Testifying before the Senate Foreign Relations Committee on the campaign against Islamic State in Iraq and Syria jihadists, Kerry was asked about Clinton’s remarks at Georgetown University last Wednesday.
“Hillary Clinton recently stated in this speech at Georgetown that America needs to show respect for our enemies and empathize with their perspective and point of view,” said Sen. John Barrasso (R-Wyo.).
“Do you believe as secretary of state that a key solution to our enemies such as ISIS and al-Qaeda is, quote, showing respect and, quote, empathizing with their perspective and point of view?” he asked.
“I don’t think she was referring – I’m confident, I know she was not referring to a group like Da’esh,” Kerry replied, using the Arabic acronym for ISIS.
“I think, she’s – you know I think in terms of what she meant, there’s no question in my mind she was referring to those out there with whom we are not actively fighting or engaged in a war but who are behaving in ways that are clearly opposed to our interests,” he continued.
“There are plenty of people in that status, regrettably, whether it is in the Middle East in certain countries or in other parts of the world.
“I mean, we have a lot of tensions right now with Russia,” Kerry said, adding that it was important when dealing with Russian actions in Ukraine and elsewhere to examine its “posturing and where it comes from.”
In fact, the contentious remarks in Clinton’s December 3 speech were made in the context of negotiations with Islamic separatists in the southern Philippines, a group more akin to fellow jihadists in the Middle East than to an unfriendly government such as Russia’s.
The former secretary of state and likely 2016 presidential contender argued for the importance of women leading peace negotiations, and cited an example of such a conflict-resolution effort.
Clinton said hopes to end a long insurgency by the Muslim separatists in the Philippines had looked slim until “two strong women” took over the negotiations, “made inclusivity their mantra,” and helped to broker a peace deal.
“This is what we call smart power,” she continued, “using every possible tool and partner to advance peace and security, leaving no-one on the sidelines, showing respect, even for one’s enemies, trying to understand and – insofar as psychologically possible – empathize with their perspective and point of view, helping to define the problems, determine the solutions.
“That is what we believe in the 21st century will change, change the prospects for peace.”
Clinton was referring to a peace agreement signed last January between the government of the predominantly Catholic nation and the Moro Islamic Liberation Front (MILF), an Islamist group whose four-decade violent campaign cost more than 120,000 lives, and displaced some two million people.
During more than a decade of intermittent peace talks, MILF fighters periodically violated ceasefires, carrying out bombings and attacking Christian-majority towns.
In one March 2003 airport bombing, an American Christian missionary was among the 22 people killed.

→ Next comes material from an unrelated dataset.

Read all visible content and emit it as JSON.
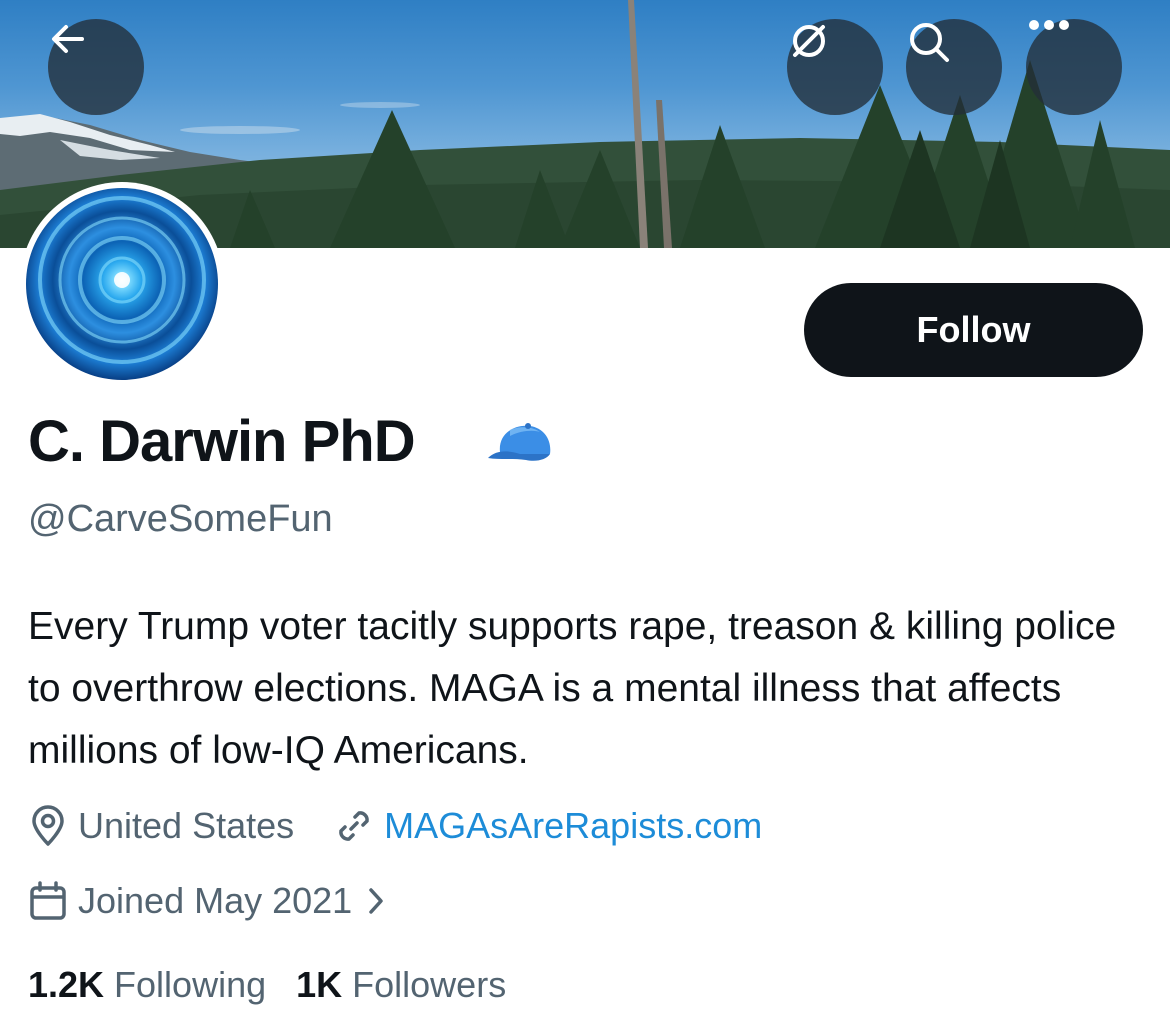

The MILF denied responsibility, although authorities accused an MILF member who was killed in the blast of having carried the bomb.
The same month, MILF gunmen armed with rocket-propelled grenades killed five people, including a six-year-old child, in a dawn attack on a Christian town called M’Lang. Elsewhere in the same area, Christian passengers on a bus stopped by MILF gunmen were singled out for their inability to speak the local Muslim dialect. Police said six of them were shot dead.
More than five years later, similar attacks were still taking place, with Christians being shot and hacked to death.
Although the MILF long predated groups like al-Qaeda, it was accused of collaborating with the terror network. In 1999, then-MILF leader Hashim Salamat (who died of a heart attack in 2003) told media his group had received funds from Osama bin Laden, and used them to build mosques, health centers and schools.
(In a 1999 biography of bin Laden, Yossef Bodansky of the U.S. Congress’ task force on terrorism and unconventional warfare wrote that the terrorist chief in the 1990s had bought property, opened bank accounts and set up charities in the Philippines, suspected to have been used to channel funds to terrorists.)
In 2003, then U.S. Ambassador Francis Ricciardone warned the MILF to stop collaborating with the al-Qaeda-linked Jemaah Islamiah (JI), the radical group behind the Bali bombings, or risk being designated a foreign terrorist organization.